 – extract from Going on the Lookout
Find a blank wall, or a monotonous area of sky, anything which has no focal point, and fix your eyes on it – but look at and concentrate on all the interesting things happening everywhere else. It is especially stimulating to pay attention around the periphery.


 – extract from The Simple Sense of Now
Because sounds are often quiet or quick, and especially nowadays with the constant noise of machines, it is necessary to listen out, to listen actively.

Listen out for changes. Listen out for sudden sounds, nearby and in the distance. Animals listen out for quick warning signs, such as bangs, but even quiet sounds, like a twig snapping, are important.

It depends on where you are and what sort of background noises there are, but i often find it useful to listen out for children and dogs. At night for hedgehogs and owls. You might not hear them, that's irrelevant, listening out for them is the vital part.

If you do these first two exercises as well as you can, for one minute a day, for a week, i guarantee you'll have some unusual experience of wholeness, and/or stopping the thoughts for a second.

Going Panoramic

 – extract from The Exploration of Panoramic Exercises
All the exercises are good to do for half a minute a day.

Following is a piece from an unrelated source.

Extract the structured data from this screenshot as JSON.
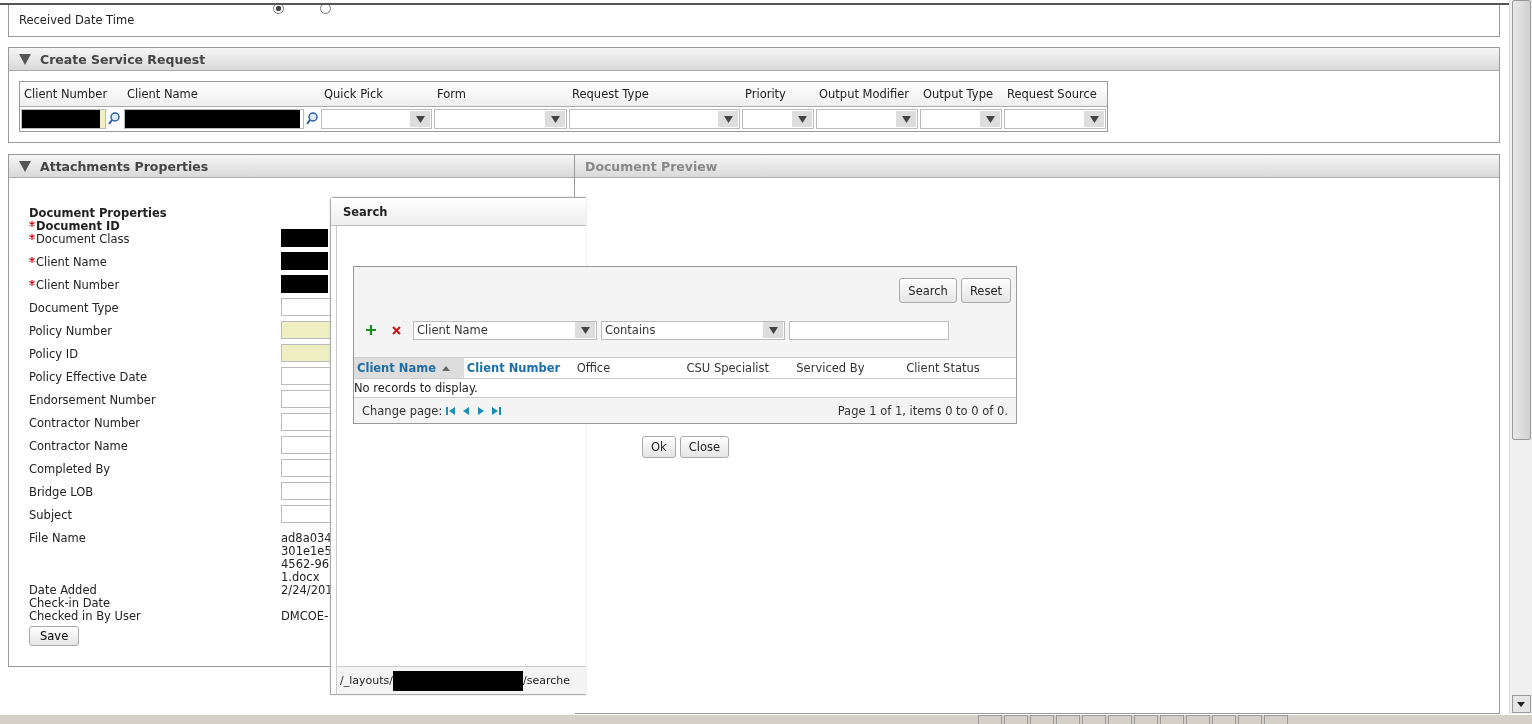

The smelling exercise needs a minute. So it should take about two minutes all together.

Short periods reduce the concentrated work-load, make it easy, make it fun. Firstly, if it's interesting or enjoyable you'll want to repeat it. Also, short regular periods of stimulation will act as a catalyst: they are the best way to tell your subconscious "it's time to remember".

Smelling and Tasting

 – extract from Mindfulness of Breathing and Smelling
If you concentrate exclusively on incoming scents, you will soon get dizzy. Noticing the contrasting smell of your own out breath, regulates the speed of breathing.

Tasting and smelling are intrinsically connected. The following exercise separates the 'in-smell' and 'out-taste', so that the contrasts become clearer.

As you breathe out, open your mouth very slightly, with the lips just touching and you will taste your out-breath.

Then leave the lips very slightly open, and 'smell-in' through your nose. As you 'smell-in', something will close off like a valve at the back of your mouth. This will give you the impression that the 'in-smell' fills behind the cheek bones, the middle, top, and back of your head.

'Smell-in' through your nose and 'Taste-out' through your mouth

Let the residue of the in-smell and the out-taste build up - in the nostrils, nasal canals, head, etc., and the mouth, throat, etc., - over a period of five breaths, - savour those taste and smell residues.

Please continue with The Value and The Effects

Back to Chapter One : The Panoramic Senses